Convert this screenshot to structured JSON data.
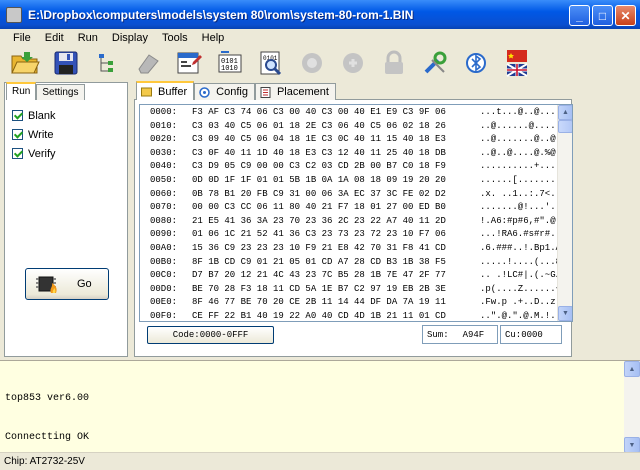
{
  "window": {
    "title": "E:\\Dropbox\\computers\\models\\system 80\\rom\\system-80-rom-1.BIN",
    "btn_min": "_",
    "btn_max": "□",
    "btn_close": "✕"
  },
  "menu": [
    "File",
    "Edit",
    "Run",
    "Display",
    "Tools",
    "Help"
  ],
  "toolbar": {
    "icons": [
      "open-folder-icon",
      "save-disk-icon",
      "tree-icon",
      "eraser-icon",
      "hex-edit-icon",
      "binary-view-icon",
      "binary-search-icon",
      "chip-disabled-icon",
      "chip-disabled-2-icon",
      "lock-icon",
      "tools-icon",
      "bluetooth-icon",
      "language-flag-icon"
    ]
  },
  "left_tabs": {
    "run": "Run",
    "settings": "Settings"
  },
  "checks": {
    "blank": "Blank",
    "write": "Write",
    "verify": "Verify"
  },
  "go_label": "Go",
  "main_tabs": {
    "buffer": "Buffer",
    "config": "Config",
    "placement": "Placement"
  },
  "hex": [
    {
      "addr": "0000:",
      "bytes": "F3 AF C3 74 06 C3 00 40 C3 00 40 E1 E9 C3 9F 06",
      "ascii": "...t...@..@...."
    },
    {
      "addr": "0010:",
      "bytes": "C3 03 40 C5 06 01 18 2E C3 06 40 C5 06 02 18 26",
      "ascii": "..@......@.....&"
    },
    {
      "addr": "0020:",
      "bytes": "C3 09 40 C5 06 04 18 1E C3 0C 40 11 15 40 18 E3",
      "ascii": "..@.......@..@.."
    },
    {
      "addr": "0030:",
      "bytes": "C3 0F 40 11 1D 40 18 E3 C3 12 40 11 25 40 18 DB",
      "ascii": "..@..@....@.%@.."
    },
    {
      "addr": "0040:",
      "bytes": "C3 D9 05 C9 00 00 C3 C2 03 CD 2B 00 B7 C0 18 F9",
      "ascii": "..........+....."
    },
    {
      "addr": "0050:",
      "bytes": "0D 0D 1F 1F 01 01 5B 1B 0A 1A 08 18 09 19 20 20",
      "ascii": "......[........."
    },
    {
      "addr": "0060:",
      "bytes": "0B 78 B1 20 FB C9 31 00 06 3A EC 37 3C FE 02 D2",
      "ascii": ".x. ..1..:.7<..."
    },
    {
      "addr": "0070:",
      "bytes": "00 00 C3 CC 06 11 80 40 21 F7 18 01 27 00 ED B0",
      "ascii": ".......@!...'..."
    },
    {
      "addr": "0080:",
      "bytes": "21 E5 41 36 3A 23 70 23 36 2C 23 22 A7 40 11 2D",
      "ascii": "!.A6:#p#6,#\".@.-"
    },
    {
      "addr": "0090:",
      "bytes": "01 06 1C 21 52 41 36 C3 23 73 23 72 23 10 F7 06",
      "ascii": "...!RA6.#s#r#..."
    },
    {
      "addr": "00A0:",
      "bytes": "15 36 C9 23 23 23 10 F9 21 E8 42 70 31 F8 41 CD",
      "ascii": ".6.###..!.Bp1.A."
    },
    {
      "addr": "00B0:",
      "bytes": "8F 1B CD C9 01 21 05 01 CD A7 28 CD B3 1B 38 F5",
      "ascii": ".....!....(...8."
    },
    {
      "addr": "00C0:",
      "bytes": "D7 B7 20 12 21 4C 43 23 7C B5 28 1B 7E 47 2F 77",
      "ascii": ".. .!LC#|.(.~G/w"
    },
    {
      "addr": "00D0:",
      "bytes": "BE 70 28 F3 18 11 CD 5A 1E B7 C2 97 19 EB 2B 3E",
      "ascii": ".p(....Z......+>"
    },
    {
      "addr": "00E0:",
      "bytes": "8F 46 77 BE 70 20 CE 2B 11 14 44 DF DA 7A 19 11",
      "ascii": ".Fw.p .+..D..z.."
    },
    {
      "addr": "00F0:",
      "bytes": "CE FF 22 B1 40 19 22 A0 40 CD 4D 1B 21 11 01 CD",
      "ascii": "..\".@.\".@.M.!..."
    }
  ],
  "code_label": "Code:0000-0FFF",
  "sum_label": "Sum:",
  "sum_value": "A94F",
  "cu_label": "Cu:0000",
  "log": [
    "top853 ver6.00",
    "Connectting OK"
  ],
  "status": "Chip:  AT2732-25V",
  "colors": {
    "title_blue": "#0058e6",
    "log_bg": "#ffffe1",
    "tab_accent": "#ffc83c"
  }
}
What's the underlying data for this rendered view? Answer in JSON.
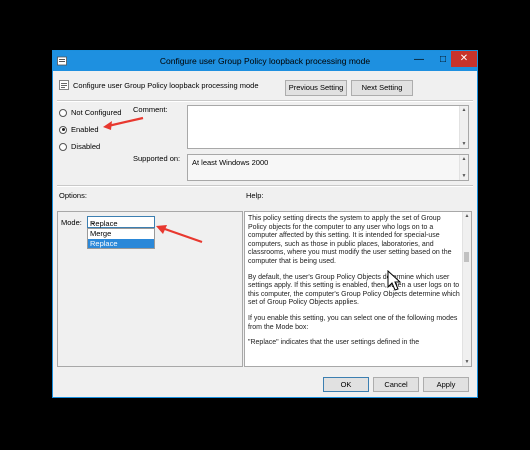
{
  "window": {
    "title": "Configure user Group Policy loopback processing mode",
    "minimize_glyph": "—",
    "maximize_glyph": "□",
    "close_glyph": "✕"
  },
  "header": {
    "policy_name": "Configure user Group Policy loopback processing mode",
    "previous_label": "Previous Setting",
    "next_label": "Next Setting"
  },
  "state": {
    "options": [
      {
        "label": "Not Configured",
        "selected": false
      },
      {
        "label": "Enabled",
        "selected": true
      },
      {
        "label": "Disabled",
        "selected": false
      }
    ]
  },
  "comment": {
    "label": "Comment:",
    "value": ""
  },
  "supported_on": {
    "label": "Supported on:",
    "value": "At least Windows 2000"
  },
  "options_section": {
    "label": "Options:",
    "mode_label": "Mode:",
    "mode_value": "Replace",
    "mode_choices": [
      "Merge",
      "Replace"
    ],
    "highlighted_choice": "Replace"
  },
  "help_section": {
    "label": "Help:",
    "paragraphs": [
      "This policy setting directs the system to apply the set of Group Policy objects for the computer to any user who logs on to a computer affected by this setting. It is intended for special-use computers, such as those in public places, laboratories, and classrooms, where you must modify the user setting based on the computer that is being used.",
      "By default, the user's Group Policy Objects determine which user settings apply. If this setting is enabled, then, when a user logs on to this computer, the computer's Group Policy Objects determine which set of Group Policy Objects applies.",
      "If you enable this setting, you can select one of the following modes from the Mode box:",
      "\"Replace\" indicates that the user settings defined in the"
    ]
  },
  "footer": {
    "ok_label": "OK",
    "cancel_label": "Cancel",
    "apply_label": "Apply"
  },
  "colors": {
    "titlebar": "#1e90e0",
    "close_button": "#c7332b",
    "annotation_arrow": "#e8382f",
    "selection": "#2b88d8"
  }
}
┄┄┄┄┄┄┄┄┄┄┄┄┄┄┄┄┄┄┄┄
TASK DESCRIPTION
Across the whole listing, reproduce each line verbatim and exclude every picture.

FINAL ANSWER
Convert this screenshot to structured JSON data.
{
  "window": {
    "title": "E:\\Dropbox\\computers\\models\\system 80\\rom\\system-80-rom-1.BIN",
    "btn_min": "_",
    "btn_max": "□",
    "btn_close": "✕"
  },
  "menu": [
    "File",
    "Edit",
    "Run",
    "Display",
    "Tools",
    "Help"
  ],
  "toolbar": {
    "icons": [
      "open-folder-icon",
      "save-disk-icon",
      "tree-icon",
      "eraser-icon",
      "hex-edit-icon",
      "binary-view-icon",
      "binary-search-icon",
      "chip-disabled-icon",
      "chip-disabled-2-icon",
      "lock-icon",
      "tools-icon",
      "bluetooth-icon",
      "language-flag-icon"
    ]
  },
  "left_tabs": {
    "run": "Run",
    "settings": "Settings"
  },
  "checks": {
    "blank": "Blank",
    "write": "Write",
    "verify": "Verify"
  },
  "go_label": "Go",
  "main_tabs": {
    "buffer": "Buffer",
    "config": "Config",
    "placement": "Placement"
  },
  "hex": [
    {
      "addr": "0000:",
      "bytes": "F3 AF C3 74 06 C3 00 40 C3 00 40 E1 E9 C3 9F 06",
      "ascii": "...t...@..@...."
    },
    {
      "addr": "0010:",
      "bytes": "C3 03 40 C5 06 01 18 2E C3 06 40 C5 06 02 18 26",
      "ascii": "..@......@.....&"
    },
    {
      "addr": "0020:",
      "bytes": "C3 09 40 C5 06 04 18 1E C3 0C 40 11 15 40 18 E3",
      "ascii": "..@.......@..@.."
    },
    {
      "addr": "0030:",
      "bytes": "C3 0F 40 11 1D 40 18 E3 C3 12 40 11 25 40 18 DB",
      "ascii": "..@..@....@.%@.."
    },
    {
      "addr": "0040:",
      "bytes": "C3 D9 05 C9 00 00 C3 C2 03 CD 2B 00 B7 C0 18 F9",
      "ascii": "..........+....."
    },
    {
      "addr": "0050:",
      "bytes": "0D 0D 1F 1F 01 01 5B 1B 0A 1A 08 18 09 19 20 20",
      "ascii": "......[........."
    },
    {
      "addr": "0060:",
      "bytes": "0B 78 B1 20 FB C9 31 00 06 3A EC 37 3C FE 02 D2",
      "ascii": ".x. ..1..:.7<..."
    },
    {
      "addr": "0070:",
      "bytes": "00 00 C3 CC 06 11 80 40 21 F7 18 01 27 00 ED B0",
      "ascii": ".......@!...'..."
    },
    {
      "addr": "0080:",
      "bytes": "21 E5 41 36 3A 23 70 23 36 2C 23 22 A7 40 11 2D",
      "ascii": "!.A6:#p#6,#\".@.-"
    },
    {
      "addr": "0090:",
      "bytes": "01 06 1C 21 52 41 36 C3 23 73 23 72 23 10 F7 06",
      "ascii": "...!RA6.#s#r#..."
    },
    {
      "addr": "00A0:",
      "bytes": "15 36 C9 23 23 23 10 F9 21 E8 42 70 31 F8 41 CD",
      "ascii": ".6.###..!.Bp1.A."
    },
    {
      "addr": "00B0:",
      "bytes": "8F 1B CD C9 01 21 05 01 CD A7 28 CD B3 1B 38 F5",
      "ascii": ".....!....(...8."
    },
    {
      "addr": "00C0:",
      "bytes": "D7 B7 20 12 21 4C 43 23 7C B5 28 1B 7E 47 2F 77",
      "ascii": ".. .!LC#|.(.~G/w"
    },
    {
      "addr": "00D0:",
      "bytes": "BE 70 28 F3 18 11 CD 5A 1E B7 C2 97 19 EB 2B 3E",
      "ascii": ".p(....Z......+>"
    },
    {
      "addr": "00E0:",
      "bytes": "8F 46 77 BE 70 20 CE 2B 11 14 44 DF DA 7A 19 11",
      "ascii": ".Fw.p .+..D..z.."
    },
    {
      "addr": "00F0:",
      "bytes": "CE FF 22 B1 40 19 22 A0 40 CD 4D 1B 21 11 01 CD",
      "ascii": "..\".@.\".@.M.!..."
    }
  ],
  "code_label": "Code:0000-0FFF",
  "sum_label": "Sum:",
  "sum_value": "A94F",
  "cu_label": "Cu:0000",
  "log": [
    "top853 ver6.00",
    "Connectting OK"
  ],
  "status": "Chip:  AT2732-25V",
  "colors": {
    "title_blue": "#0058e6",
    "log_bg": "#ffffe1",
    "tab_accent": "#ffc83c"
  }
}
What's the underlying data for this rendered view? Answer in JSON.
{
  "window": {
    "title": "Configure user Group Policy loopback processing mode",
    "minimize_glyph": "—",
    "maximize_glyph": "□",
    "close_glyph": "✕"
  },
  "header": {
    "policy_name": "Configure user Group Policy loopback processing mode",
    "previous_label": "Previous Setting",
    "next_label": "Next Setting"
  },
  "state": {
    "options": [
      {
        "label": "Not Configured",
        "selected": false
      },
      {
        "label": "Enabled",
        "selected": true
      },
      {
        "label": "Disabled",
        "selected": false
      }
    ]
  },
  "comment": {
    "label": "Comment:",
    "value": ""
  },
  "supported_on": {
    "label": "Supported on:",
    "value": "At least Windows 2000"
  },
  "options_section": {
    "label": "Options:",
    "mode_label": "Mode:",
    "mode_value": "Replace",
    "mode_choices": [
      "Merge",
      "Replace"
    ],
    "highlighted_choice": "Replace"
  },
  "help_section": {
    "label": "Help:",
    "paragraphs": [
      "This policy setting directs the system to apply the set of Group Policy objects for the computer to any user who logs on to a computer affected by this setting. It is intended for special-use computers, such as those in public places, laboratories, and classrooms, where you must modify the user setting based on the computer that is being used.",
      "By default, the user's Group Policy Objects determine which user settings apply. If this setting is enabled, then, when a user logs on to this computer, the computer's Group Policy Objects determine which set of Group Policy Objects applies.",
      "If you enable this setting, you can select one of the following modes from the Mode box:",
      "\"Replace\" indicates that the user settings defined in the"
    ]
  },
  "footer": {
    "ok_label": "OK",
    "cancel_label": "Cancel",
    "apply_label": "Apply"
  },
  "colors": {
    "titlebar": "#1e90e0",
    "close_button": "#c7332b",
    "annotation_arrow": "#e8382f",
    "selection": "#2b88d8"
  }
}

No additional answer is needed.